If most companies use this method, then over time, it could lead to the industry as a whole becoming out of touch with customer demand.
You could potentially keep the same pricing strategy indefinitely if your competition doesn’t adjust theirs. However, you might choose to raise your price or drop yours to undercut your competition. Every customer your rival has is a customer you miss out on.
It’s your company, your offerings, and your profits. Each prospect that goes to your competition is a missed opportunity for you.
Why on earth would you allow your competitor’s pricing to be the baseline for yours?
3. Not Thinking Long Term
While dropping your price is one way to drive more business, it isn’t the only way. The idea of competitor-based or pricing-driven marketing is that your only way to stand out is by lowering your price and hoping you attract enough clients.
When prices drop, it typically leads to doubts from consumers about the quality of the product or service. In addition, the decrease in profits from a small margin can cause the company to lose money.
Competitor-based pricing allows you to set a price and forget about it. However, as with most things, this should not be the case. Your prices should be the result of careful data analysis and adjustment.
If you’re not changing and improving your prices, you’re like a fish that’s out of water: you’re dying.
Conclusion: Competition Based Pricing

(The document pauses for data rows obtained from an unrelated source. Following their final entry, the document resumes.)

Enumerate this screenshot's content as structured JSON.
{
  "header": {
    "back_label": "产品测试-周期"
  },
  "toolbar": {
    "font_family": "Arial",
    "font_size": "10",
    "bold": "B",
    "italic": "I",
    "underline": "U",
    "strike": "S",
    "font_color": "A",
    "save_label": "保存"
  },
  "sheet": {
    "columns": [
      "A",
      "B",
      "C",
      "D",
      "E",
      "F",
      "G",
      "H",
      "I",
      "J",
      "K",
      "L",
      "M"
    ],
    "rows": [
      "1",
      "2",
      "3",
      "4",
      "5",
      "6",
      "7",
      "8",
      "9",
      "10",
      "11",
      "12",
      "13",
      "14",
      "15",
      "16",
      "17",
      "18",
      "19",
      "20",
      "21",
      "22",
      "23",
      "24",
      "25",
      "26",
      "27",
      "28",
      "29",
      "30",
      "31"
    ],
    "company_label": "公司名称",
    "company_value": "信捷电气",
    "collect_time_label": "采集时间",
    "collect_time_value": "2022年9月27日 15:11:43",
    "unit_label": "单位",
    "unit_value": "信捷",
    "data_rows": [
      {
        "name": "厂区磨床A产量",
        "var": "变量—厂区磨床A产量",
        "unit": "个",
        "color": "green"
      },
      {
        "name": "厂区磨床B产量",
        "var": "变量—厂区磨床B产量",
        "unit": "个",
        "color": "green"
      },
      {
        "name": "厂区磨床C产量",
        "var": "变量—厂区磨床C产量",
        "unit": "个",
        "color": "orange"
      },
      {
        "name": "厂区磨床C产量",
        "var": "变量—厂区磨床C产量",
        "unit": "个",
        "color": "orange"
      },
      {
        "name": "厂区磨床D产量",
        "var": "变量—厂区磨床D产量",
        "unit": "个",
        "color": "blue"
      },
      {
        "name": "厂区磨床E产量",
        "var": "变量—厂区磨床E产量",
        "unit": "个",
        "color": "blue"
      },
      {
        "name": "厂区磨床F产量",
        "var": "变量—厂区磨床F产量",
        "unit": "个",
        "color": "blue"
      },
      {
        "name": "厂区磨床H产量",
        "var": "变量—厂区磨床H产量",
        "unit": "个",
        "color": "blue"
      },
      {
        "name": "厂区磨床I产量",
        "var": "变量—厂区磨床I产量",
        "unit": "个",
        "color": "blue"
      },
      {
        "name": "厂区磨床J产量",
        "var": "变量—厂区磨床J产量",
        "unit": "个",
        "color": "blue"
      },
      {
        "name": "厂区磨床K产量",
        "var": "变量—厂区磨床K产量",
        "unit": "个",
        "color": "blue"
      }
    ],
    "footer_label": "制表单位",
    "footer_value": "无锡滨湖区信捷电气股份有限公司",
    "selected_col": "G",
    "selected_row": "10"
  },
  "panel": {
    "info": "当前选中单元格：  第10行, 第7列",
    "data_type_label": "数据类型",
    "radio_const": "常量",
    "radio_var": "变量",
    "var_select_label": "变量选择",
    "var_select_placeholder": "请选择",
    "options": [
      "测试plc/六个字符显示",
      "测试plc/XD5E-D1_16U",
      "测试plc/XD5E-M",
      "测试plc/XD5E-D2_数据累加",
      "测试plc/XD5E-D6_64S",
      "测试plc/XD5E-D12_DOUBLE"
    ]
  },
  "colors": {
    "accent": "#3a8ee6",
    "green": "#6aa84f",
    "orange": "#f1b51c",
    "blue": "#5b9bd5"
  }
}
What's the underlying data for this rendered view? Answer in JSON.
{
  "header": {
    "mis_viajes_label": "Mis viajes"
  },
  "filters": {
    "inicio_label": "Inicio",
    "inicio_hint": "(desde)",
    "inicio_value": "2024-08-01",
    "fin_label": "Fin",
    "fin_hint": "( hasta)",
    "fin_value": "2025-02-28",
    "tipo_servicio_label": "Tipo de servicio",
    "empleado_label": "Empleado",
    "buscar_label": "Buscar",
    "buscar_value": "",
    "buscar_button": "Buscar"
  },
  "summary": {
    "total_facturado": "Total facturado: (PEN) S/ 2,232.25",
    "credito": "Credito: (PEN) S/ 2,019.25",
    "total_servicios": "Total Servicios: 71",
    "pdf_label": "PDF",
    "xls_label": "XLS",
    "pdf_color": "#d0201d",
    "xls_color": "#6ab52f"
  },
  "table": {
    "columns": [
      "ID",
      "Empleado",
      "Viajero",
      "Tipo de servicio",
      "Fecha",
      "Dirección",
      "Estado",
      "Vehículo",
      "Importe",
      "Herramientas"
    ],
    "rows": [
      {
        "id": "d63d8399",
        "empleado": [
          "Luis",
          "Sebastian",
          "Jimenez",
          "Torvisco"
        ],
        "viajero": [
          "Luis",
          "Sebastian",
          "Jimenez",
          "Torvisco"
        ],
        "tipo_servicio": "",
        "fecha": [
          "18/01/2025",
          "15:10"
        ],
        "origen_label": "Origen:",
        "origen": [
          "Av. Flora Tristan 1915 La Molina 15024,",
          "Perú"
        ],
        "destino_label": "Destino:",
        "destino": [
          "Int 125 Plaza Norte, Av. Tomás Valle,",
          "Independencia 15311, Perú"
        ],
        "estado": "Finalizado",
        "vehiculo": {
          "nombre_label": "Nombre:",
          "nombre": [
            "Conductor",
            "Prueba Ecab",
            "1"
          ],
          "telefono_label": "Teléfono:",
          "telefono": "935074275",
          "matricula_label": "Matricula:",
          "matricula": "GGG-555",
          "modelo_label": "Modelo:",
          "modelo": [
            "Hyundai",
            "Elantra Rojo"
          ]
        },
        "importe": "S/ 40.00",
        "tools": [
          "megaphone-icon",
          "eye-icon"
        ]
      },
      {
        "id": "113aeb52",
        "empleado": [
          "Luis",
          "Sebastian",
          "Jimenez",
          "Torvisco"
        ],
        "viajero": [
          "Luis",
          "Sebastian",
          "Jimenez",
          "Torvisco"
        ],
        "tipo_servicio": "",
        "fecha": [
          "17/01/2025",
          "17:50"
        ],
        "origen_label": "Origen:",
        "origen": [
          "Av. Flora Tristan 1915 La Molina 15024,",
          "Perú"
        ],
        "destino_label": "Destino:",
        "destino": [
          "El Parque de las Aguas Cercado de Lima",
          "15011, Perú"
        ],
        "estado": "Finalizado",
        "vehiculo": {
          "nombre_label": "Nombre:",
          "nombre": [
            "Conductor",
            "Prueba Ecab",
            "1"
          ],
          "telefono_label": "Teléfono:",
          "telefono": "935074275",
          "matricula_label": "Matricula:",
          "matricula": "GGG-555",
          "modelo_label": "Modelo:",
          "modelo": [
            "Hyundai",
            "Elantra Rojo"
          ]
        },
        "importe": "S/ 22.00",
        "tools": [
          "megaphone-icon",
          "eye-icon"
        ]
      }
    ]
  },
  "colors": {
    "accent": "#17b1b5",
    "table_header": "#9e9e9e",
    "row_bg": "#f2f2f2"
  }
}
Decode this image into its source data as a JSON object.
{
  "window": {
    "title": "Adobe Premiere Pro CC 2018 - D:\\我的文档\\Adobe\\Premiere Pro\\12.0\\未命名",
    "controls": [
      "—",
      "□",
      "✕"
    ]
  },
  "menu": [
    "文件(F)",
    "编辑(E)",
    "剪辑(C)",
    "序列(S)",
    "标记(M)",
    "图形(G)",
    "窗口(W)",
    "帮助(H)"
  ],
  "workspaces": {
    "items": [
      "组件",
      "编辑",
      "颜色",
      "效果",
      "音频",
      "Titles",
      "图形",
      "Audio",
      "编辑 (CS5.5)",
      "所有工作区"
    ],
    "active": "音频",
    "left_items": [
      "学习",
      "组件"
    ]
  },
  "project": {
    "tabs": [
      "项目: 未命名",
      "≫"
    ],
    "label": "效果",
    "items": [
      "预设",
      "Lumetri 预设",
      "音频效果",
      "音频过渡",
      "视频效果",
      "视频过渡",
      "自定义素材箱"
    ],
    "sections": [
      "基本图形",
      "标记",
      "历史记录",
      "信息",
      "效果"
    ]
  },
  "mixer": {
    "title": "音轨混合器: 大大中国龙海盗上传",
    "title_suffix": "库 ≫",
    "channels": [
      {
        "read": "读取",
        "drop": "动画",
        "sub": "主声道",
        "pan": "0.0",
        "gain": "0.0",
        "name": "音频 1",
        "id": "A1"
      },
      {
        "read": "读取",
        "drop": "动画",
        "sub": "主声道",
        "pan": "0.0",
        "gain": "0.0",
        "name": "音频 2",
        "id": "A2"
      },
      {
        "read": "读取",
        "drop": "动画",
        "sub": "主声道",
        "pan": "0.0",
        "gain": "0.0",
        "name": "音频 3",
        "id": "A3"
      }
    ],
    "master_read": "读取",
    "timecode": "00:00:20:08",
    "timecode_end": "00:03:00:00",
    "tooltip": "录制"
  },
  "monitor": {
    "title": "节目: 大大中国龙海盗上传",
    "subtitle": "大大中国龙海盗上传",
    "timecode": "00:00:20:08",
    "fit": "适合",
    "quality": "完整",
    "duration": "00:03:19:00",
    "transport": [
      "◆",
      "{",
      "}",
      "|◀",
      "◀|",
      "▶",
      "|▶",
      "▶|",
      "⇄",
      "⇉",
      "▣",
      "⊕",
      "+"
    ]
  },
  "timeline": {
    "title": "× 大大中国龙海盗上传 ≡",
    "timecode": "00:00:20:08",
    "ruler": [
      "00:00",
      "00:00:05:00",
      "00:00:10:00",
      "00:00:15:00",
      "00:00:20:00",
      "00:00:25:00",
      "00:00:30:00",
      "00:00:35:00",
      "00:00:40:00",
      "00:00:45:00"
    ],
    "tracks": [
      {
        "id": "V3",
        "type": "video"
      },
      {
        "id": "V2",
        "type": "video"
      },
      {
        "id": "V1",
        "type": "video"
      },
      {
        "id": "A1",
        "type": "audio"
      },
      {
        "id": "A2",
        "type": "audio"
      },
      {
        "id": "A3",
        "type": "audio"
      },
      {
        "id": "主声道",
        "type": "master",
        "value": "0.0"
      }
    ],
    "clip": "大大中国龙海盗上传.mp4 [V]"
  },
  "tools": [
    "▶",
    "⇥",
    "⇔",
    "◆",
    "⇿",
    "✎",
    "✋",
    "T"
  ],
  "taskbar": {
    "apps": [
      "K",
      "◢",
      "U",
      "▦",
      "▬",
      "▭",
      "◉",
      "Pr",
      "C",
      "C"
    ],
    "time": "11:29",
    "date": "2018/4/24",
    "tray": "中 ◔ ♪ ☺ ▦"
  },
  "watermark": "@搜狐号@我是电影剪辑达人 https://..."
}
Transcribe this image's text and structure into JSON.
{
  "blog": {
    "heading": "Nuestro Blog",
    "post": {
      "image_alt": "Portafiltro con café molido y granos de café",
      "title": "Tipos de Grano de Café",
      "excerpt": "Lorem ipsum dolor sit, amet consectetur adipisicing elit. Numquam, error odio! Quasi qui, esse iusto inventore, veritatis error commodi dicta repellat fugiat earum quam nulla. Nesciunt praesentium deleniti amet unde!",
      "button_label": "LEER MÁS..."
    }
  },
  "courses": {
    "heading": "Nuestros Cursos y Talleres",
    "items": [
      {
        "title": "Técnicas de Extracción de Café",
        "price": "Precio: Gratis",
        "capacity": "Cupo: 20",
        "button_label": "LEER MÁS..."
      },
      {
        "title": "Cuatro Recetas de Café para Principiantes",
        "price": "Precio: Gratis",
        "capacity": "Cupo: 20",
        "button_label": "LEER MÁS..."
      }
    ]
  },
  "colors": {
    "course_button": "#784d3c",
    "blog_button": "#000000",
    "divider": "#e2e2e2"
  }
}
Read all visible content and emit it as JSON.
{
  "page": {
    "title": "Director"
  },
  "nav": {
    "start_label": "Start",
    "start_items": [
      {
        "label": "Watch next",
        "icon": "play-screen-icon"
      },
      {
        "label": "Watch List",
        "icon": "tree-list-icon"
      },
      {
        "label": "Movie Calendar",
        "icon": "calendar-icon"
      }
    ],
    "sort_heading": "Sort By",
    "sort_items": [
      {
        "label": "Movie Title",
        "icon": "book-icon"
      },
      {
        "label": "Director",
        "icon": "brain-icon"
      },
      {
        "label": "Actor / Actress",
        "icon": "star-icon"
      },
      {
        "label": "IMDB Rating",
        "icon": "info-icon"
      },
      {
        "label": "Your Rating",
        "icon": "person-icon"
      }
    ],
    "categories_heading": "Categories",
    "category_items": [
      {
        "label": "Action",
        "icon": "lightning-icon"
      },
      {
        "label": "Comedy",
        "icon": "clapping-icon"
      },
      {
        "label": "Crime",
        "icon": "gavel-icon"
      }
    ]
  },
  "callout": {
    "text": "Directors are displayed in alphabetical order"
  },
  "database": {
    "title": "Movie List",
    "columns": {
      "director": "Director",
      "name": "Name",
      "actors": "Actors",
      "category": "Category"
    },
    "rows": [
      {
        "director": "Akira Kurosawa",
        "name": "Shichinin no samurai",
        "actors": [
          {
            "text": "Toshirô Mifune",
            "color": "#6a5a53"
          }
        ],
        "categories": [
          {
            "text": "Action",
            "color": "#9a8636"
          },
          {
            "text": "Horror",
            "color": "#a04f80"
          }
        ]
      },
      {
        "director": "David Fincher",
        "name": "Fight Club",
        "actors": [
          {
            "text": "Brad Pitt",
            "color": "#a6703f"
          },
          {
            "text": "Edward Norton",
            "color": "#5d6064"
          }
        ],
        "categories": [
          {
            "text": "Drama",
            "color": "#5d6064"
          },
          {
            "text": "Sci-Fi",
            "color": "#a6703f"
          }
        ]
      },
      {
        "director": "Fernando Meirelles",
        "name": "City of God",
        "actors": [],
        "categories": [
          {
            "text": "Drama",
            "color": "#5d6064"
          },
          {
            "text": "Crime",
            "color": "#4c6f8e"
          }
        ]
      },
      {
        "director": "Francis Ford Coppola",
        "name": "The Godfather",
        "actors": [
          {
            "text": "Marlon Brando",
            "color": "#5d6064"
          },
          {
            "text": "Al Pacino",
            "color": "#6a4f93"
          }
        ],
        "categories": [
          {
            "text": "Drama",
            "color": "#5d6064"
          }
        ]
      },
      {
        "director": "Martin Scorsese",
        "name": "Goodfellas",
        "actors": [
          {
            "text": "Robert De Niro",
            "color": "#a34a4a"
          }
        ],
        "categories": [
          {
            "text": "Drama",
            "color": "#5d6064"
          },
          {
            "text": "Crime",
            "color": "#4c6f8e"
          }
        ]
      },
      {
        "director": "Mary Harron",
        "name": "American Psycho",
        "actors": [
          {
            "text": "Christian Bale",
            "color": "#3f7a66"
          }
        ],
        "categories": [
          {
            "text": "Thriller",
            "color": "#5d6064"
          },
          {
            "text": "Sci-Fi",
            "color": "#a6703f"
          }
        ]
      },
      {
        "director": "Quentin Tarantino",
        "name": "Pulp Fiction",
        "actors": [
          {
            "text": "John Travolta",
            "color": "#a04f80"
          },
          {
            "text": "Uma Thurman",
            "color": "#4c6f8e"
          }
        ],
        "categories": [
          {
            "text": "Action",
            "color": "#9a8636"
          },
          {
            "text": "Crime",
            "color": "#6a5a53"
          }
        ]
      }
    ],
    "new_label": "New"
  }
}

What is competition based pricing? Competition-based pricing can be a helpful way to keep tabs on the market and ensure that you’re always offering a fair price. However, there are some risks associated with this approach – namely, that you could end up cutting into your own profits if your competitor’s prices drop lower than yours. Overall, competition-based pricing is an effective way to stay ahead of the competition and remain competitive in the marketplace.